The amendments were proposed by MOST, while it was still part of the ruling coalition. MOST’s MP Nikola Grmoja said on Wednesday, while presenting the final version of the law, that confronting all aspects of the communist regime was an essential prerequisite for the democratisation of Croatian society. “Only if we have full knowledge about key people and events in the then Yugoslavia can we come to a proper conclusion about what happened in the 1990s or even about what is happening today.” said Grmoja during the debate.
MOST has insisted on the unconditional submission of archive materials to the archives as soon as possible, and rejected accusations that it was just a populist proposal made ahead of the forthcoming local elections.
The issue of access to these archives was a stumbling block between HDZ and MOST while they were in the government together. The Ministry of Culture was preparing its own version of the law. Grmoja said earlier that it was strange that the government had submitted only three amendments to the MOST’s proposal, although it had previously asked for nine. He also mentioned a meeting he had at the Ministry of Culture where, as he claims, Culture Minister Nina Obuljen grew so angry that she allegedly threw a mobile phone at him, while a state secretary cursed him.
The Minister has denied the allegations. “We were heatedly discussing some issues related to the location of where the archives should be placed, but, of course, I did not throw a mobile phone at him.” said Minister Obuljen. “What is true is that the government has supported the opening of the archives, that we have submitted the new law to the public consultation process, that we have supported this proposal, and that we have improved it, because it was full of defects and was unenforceable.” said Obuljen in the Parliament.
The new law provides for the personal data to be available immediately after the death of the person in question, with the exception of specially protected categories of data, such as those pertaining to medical issues.

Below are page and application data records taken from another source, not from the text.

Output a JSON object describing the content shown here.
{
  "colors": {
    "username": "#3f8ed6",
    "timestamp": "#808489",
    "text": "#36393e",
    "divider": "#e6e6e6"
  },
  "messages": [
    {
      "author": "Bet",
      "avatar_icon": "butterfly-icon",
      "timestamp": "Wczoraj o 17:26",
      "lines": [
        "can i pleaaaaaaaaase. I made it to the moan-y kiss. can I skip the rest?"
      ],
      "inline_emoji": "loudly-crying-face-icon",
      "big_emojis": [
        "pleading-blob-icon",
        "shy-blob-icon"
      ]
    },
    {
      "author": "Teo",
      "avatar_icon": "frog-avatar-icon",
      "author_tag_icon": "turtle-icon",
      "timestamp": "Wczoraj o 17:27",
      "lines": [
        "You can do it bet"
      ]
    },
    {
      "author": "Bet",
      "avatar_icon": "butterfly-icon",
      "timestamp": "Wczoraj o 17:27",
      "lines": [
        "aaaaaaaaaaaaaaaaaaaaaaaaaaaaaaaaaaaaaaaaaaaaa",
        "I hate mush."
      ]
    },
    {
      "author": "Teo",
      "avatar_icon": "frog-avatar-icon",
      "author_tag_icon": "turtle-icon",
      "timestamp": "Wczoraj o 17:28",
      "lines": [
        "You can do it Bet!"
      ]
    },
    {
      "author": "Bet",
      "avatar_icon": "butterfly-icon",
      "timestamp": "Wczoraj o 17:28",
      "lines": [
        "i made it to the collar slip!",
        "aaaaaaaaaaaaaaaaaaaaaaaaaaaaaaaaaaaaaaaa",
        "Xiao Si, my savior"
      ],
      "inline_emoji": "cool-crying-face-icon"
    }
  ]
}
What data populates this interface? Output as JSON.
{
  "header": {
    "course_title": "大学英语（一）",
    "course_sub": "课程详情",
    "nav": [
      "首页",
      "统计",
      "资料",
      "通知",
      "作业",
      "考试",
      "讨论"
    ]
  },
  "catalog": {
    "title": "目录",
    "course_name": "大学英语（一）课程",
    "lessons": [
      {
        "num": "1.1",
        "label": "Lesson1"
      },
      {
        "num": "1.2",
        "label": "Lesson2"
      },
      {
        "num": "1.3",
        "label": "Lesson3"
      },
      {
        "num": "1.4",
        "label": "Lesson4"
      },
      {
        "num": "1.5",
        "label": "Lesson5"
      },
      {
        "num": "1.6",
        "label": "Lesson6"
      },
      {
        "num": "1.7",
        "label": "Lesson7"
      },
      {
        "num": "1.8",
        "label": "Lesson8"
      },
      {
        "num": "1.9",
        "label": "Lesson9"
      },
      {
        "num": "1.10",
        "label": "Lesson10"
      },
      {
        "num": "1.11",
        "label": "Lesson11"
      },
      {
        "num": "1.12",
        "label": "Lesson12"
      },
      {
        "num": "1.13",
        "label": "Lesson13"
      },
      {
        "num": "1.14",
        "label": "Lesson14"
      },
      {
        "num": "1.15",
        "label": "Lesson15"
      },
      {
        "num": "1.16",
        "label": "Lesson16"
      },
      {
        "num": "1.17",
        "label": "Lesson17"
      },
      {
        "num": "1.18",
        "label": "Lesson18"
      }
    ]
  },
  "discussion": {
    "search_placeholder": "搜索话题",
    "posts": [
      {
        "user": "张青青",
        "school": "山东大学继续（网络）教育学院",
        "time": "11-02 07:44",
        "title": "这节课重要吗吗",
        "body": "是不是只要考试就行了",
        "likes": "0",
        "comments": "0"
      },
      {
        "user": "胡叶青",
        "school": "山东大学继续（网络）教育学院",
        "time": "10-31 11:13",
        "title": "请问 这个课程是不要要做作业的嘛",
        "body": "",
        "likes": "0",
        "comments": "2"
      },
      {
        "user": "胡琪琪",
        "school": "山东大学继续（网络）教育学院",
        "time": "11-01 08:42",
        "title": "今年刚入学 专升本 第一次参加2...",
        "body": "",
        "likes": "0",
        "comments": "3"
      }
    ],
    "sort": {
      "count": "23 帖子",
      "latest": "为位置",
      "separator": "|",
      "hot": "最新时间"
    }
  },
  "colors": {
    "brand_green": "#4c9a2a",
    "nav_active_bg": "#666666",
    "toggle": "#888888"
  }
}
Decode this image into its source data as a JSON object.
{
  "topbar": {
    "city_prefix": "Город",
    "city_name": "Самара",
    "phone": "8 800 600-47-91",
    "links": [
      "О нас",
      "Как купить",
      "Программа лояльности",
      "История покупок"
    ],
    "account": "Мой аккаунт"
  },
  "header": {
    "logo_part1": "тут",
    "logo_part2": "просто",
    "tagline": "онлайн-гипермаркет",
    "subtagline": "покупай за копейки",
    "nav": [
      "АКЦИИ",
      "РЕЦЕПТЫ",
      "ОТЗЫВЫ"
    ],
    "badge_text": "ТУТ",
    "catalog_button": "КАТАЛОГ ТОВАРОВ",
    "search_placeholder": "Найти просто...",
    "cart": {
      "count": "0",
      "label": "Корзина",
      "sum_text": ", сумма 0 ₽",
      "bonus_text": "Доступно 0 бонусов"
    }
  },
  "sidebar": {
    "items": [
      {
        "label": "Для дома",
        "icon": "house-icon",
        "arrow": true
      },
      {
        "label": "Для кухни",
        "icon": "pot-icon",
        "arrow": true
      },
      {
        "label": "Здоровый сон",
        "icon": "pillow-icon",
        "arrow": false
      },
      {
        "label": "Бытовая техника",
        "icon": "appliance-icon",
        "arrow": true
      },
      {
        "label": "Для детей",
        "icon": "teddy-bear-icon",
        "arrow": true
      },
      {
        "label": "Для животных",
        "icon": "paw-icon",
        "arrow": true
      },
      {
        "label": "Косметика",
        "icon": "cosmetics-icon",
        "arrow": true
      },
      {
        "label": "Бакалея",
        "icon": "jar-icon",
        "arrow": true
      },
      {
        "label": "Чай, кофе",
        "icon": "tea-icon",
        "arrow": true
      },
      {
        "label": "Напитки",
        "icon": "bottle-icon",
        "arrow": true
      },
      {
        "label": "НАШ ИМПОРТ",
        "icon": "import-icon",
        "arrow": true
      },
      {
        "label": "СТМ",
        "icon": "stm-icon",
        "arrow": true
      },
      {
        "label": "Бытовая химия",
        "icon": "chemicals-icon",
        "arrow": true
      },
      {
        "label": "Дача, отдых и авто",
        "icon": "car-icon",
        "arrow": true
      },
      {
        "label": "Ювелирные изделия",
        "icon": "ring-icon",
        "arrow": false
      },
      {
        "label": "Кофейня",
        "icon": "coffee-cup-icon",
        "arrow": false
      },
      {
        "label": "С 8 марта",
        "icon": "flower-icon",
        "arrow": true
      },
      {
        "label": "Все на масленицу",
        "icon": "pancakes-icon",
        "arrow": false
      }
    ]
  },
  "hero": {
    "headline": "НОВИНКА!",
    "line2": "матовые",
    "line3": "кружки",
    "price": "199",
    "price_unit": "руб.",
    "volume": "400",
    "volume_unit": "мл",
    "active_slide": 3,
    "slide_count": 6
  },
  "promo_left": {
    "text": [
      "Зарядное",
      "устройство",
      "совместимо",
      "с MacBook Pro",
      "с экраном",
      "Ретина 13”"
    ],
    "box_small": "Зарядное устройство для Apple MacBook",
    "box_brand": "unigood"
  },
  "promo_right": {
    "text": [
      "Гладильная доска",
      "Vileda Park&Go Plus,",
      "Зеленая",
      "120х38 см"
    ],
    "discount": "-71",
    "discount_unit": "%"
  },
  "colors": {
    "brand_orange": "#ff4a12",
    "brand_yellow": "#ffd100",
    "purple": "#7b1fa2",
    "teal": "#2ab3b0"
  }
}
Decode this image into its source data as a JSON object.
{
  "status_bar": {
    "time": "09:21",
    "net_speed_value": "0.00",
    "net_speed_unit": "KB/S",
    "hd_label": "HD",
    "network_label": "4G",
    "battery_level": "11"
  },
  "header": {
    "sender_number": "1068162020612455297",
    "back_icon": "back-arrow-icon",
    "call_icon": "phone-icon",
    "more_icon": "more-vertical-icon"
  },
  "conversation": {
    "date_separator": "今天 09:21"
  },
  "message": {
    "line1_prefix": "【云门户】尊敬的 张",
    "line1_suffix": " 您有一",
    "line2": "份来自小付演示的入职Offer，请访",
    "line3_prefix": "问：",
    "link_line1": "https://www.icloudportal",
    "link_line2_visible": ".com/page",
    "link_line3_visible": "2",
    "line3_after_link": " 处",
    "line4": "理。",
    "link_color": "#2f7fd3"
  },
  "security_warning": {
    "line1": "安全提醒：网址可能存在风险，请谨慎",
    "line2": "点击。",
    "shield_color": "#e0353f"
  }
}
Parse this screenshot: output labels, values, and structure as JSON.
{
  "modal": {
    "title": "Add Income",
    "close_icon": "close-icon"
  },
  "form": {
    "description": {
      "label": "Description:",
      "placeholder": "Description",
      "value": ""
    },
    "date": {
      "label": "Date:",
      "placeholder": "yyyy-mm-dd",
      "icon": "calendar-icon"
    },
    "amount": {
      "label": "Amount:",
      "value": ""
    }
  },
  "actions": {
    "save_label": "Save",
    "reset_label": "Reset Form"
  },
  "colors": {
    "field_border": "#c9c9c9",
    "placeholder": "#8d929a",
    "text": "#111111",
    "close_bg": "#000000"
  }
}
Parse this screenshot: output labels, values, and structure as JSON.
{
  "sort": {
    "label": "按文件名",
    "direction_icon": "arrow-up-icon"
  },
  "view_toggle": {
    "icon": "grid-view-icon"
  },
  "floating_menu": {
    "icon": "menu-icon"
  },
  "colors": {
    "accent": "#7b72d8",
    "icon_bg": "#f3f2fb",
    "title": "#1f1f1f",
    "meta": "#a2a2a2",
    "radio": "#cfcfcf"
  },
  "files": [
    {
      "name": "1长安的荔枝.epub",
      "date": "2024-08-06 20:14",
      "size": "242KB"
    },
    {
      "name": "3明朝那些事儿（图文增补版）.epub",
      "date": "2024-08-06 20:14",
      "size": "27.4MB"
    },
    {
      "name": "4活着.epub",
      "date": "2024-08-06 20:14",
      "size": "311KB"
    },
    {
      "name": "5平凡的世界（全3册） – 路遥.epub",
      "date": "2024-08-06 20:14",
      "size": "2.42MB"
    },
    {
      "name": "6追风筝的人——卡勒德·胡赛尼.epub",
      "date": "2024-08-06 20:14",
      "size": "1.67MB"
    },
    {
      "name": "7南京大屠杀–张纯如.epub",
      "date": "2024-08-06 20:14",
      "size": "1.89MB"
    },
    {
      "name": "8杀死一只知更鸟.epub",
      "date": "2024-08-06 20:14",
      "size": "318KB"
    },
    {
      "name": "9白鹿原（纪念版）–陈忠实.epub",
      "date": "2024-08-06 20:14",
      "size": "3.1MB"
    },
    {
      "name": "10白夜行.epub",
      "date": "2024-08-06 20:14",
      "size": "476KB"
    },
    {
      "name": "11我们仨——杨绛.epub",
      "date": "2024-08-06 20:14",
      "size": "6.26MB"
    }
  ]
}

A few days ago, MOST’s MP Miro Bulj blamed the latest political crisis on the issue surrounding the archives and the alleged activities of UDBA, a secret police which existed in the former Yugoslavia. “MOST is guilty because we demand that business crimes should be investigated in Agrokor and the Croatian National Bank. If you did your job, if you were not obedient to your party leaders, today we would not be in the Parliament. We know that the problem is the archives, because in them, you can find people working for Todorić, the owner of Agrokor.” said Bulj.
It remains to be seen whether the new law will lead to new divisions or solve some of the historical issues dividing the country.